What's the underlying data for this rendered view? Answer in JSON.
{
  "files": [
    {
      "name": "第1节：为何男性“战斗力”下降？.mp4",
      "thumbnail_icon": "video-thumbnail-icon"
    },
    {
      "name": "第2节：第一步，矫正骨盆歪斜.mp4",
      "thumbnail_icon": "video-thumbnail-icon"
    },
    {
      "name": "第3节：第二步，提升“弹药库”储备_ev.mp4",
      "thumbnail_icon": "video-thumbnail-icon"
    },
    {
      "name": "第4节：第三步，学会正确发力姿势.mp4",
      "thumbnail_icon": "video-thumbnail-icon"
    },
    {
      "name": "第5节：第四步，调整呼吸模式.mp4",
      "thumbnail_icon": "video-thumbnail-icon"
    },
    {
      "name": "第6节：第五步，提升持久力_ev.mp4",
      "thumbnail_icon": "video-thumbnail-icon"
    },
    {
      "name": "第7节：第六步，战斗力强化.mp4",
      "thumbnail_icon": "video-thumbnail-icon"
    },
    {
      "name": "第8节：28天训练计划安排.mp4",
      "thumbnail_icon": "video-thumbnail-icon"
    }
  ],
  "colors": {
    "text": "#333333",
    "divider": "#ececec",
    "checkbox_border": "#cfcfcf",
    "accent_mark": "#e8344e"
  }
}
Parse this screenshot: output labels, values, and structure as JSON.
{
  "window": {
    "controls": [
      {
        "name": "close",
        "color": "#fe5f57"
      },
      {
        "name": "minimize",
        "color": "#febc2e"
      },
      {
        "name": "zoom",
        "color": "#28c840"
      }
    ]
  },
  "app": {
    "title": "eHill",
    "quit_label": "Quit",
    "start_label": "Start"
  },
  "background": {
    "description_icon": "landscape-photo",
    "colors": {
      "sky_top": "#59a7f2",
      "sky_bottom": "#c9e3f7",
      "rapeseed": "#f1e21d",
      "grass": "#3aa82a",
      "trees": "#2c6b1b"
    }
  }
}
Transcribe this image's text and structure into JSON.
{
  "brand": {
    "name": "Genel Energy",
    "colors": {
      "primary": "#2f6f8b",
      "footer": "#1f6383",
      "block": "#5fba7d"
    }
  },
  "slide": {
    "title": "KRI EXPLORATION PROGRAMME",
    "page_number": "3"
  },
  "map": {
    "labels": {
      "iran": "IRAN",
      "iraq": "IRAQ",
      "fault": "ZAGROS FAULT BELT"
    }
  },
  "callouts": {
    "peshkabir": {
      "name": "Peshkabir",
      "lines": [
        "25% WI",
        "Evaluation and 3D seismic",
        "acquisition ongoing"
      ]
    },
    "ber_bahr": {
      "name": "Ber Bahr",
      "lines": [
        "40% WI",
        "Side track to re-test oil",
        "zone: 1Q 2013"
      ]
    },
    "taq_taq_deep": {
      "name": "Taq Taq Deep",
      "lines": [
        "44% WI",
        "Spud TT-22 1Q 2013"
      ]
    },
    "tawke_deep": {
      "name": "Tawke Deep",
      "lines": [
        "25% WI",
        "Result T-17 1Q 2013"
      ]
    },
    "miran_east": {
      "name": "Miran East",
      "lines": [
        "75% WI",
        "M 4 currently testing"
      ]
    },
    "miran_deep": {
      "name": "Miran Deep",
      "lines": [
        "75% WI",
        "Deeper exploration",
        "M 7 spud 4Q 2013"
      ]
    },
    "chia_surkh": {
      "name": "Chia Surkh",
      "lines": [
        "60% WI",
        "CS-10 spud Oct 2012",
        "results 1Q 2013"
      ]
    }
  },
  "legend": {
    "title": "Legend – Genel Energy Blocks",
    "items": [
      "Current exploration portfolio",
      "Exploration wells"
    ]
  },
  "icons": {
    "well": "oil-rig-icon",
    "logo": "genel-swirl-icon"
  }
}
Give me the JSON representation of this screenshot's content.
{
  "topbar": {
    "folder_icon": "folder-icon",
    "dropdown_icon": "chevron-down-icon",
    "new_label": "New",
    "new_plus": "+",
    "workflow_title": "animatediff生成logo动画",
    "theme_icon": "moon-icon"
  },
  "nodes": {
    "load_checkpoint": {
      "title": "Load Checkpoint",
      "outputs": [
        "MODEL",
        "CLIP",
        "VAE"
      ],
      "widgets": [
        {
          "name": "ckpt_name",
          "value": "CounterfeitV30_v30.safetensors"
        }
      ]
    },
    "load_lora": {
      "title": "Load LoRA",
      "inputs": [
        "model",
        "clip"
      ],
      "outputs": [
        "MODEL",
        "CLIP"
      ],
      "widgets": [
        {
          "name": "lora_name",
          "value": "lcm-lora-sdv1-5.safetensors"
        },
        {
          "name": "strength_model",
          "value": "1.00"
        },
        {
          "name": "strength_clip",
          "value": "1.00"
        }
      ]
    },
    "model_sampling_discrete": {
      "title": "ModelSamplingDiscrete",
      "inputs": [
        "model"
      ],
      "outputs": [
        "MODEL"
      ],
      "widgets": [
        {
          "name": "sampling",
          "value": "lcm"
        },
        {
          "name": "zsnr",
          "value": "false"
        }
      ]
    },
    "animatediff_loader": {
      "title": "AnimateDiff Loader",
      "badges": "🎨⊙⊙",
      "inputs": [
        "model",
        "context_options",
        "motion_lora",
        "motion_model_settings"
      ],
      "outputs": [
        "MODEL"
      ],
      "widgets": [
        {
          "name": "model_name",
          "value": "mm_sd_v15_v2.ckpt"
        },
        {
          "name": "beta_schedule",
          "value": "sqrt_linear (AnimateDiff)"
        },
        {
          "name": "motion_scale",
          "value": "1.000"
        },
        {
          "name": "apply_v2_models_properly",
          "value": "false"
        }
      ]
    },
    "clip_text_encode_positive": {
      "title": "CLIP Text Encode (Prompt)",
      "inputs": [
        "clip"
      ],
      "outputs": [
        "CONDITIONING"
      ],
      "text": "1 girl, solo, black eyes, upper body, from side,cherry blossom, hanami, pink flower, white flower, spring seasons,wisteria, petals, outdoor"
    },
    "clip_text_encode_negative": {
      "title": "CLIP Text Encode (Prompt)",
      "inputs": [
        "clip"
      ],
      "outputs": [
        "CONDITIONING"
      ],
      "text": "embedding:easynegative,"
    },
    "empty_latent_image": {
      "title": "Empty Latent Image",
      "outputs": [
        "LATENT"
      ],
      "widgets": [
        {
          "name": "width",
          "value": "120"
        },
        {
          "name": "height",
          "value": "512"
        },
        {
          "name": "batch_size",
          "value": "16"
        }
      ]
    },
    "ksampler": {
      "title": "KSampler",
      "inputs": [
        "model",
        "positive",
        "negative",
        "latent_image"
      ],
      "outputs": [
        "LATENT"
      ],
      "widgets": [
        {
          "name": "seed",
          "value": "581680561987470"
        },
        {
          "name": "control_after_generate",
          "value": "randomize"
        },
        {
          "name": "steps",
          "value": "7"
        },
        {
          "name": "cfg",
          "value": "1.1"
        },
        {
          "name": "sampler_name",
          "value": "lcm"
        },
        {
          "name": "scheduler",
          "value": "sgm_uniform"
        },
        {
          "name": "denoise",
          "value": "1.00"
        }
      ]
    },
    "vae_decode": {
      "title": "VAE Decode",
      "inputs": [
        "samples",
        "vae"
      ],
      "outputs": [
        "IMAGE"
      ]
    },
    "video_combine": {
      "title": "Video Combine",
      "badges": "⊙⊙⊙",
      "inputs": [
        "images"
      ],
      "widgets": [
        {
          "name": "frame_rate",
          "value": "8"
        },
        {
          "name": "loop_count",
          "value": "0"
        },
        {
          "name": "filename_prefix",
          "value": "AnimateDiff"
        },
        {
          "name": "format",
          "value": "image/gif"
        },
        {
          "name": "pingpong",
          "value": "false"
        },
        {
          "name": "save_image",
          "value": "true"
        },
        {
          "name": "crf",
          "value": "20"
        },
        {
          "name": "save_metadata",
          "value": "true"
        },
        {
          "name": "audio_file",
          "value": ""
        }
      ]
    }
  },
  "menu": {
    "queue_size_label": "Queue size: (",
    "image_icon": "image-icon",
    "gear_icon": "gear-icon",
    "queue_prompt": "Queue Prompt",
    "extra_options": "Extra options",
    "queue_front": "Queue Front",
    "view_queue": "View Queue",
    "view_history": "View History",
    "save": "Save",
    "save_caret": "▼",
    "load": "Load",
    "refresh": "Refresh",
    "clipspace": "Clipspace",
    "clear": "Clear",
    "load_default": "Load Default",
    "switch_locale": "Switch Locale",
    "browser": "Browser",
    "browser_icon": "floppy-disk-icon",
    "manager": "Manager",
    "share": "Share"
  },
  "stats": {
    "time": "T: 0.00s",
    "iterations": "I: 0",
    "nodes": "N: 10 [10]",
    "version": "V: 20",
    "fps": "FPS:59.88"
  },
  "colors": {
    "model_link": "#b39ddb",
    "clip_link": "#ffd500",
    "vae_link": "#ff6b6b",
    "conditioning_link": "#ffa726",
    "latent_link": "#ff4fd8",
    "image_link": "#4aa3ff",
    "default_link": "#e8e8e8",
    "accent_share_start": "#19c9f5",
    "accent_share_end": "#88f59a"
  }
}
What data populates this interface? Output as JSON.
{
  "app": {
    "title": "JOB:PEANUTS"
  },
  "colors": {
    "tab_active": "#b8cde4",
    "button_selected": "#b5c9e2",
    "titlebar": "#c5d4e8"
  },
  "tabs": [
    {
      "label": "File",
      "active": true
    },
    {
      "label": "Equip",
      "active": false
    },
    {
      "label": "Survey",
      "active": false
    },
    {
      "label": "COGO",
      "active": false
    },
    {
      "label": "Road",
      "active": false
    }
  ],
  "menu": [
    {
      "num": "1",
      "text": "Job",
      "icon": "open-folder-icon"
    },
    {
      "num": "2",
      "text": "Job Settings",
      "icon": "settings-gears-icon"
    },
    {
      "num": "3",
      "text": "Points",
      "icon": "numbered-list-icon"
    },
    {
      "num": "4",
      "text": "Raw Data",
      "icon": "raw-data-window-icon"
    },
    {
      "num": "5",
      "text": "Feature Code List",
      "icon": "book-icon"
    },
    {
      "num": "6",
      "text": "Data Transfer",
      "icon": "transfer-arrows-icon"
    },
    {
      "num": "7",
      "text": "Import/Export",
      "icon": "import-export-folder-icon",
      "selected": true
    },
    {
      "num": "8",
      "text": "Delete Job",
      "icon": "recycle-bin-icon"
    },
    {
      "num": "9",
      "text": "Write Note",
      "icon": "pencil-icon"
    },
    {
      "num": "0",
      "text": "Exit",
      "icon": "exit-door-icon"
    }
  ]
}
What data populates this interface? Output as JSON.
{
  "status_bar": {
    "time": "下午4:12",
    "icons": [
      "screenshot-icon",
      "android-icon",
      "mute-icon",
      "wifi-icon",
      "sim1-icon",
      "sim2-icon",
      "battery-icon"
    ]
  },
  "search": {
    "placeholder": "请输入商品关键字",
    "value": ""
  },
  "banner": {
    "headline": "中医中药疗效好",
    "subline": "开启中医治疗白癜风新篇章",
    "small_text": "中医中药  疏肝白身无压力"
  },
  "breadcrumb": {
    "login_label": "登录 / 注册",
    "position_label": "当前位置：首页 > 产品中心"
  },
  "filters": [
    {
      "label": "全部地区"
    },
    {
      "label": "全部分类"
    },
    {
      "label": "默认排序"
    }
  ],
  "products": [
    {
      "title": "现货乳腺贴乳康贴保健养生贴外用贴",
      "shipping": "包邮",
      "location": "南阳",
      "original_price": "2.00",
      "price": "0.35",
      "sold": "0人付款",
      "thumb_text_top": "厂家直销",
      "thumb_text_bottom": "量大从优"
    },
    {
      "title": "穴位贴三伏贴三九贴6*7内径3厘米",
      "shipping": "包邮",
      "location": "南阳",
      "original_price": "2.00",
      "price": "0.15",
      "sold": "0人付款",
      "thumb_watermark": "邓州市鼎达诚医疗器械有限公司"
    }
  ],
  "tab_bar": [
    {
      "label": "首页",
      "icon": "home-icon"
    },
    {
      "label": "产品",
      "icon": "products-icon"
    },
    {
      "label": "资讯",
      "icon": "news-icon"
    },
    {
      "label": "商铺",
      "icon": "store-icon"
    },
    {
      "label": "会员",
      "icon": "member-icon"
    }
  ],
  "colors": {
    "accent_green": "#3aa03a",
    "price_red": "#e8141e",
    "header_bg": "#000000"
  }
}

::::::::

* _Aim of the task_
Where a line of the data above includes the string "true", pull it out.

* _Exercise output_
          "value": "true"
          "value": "true"
      "active": true
      "selected": true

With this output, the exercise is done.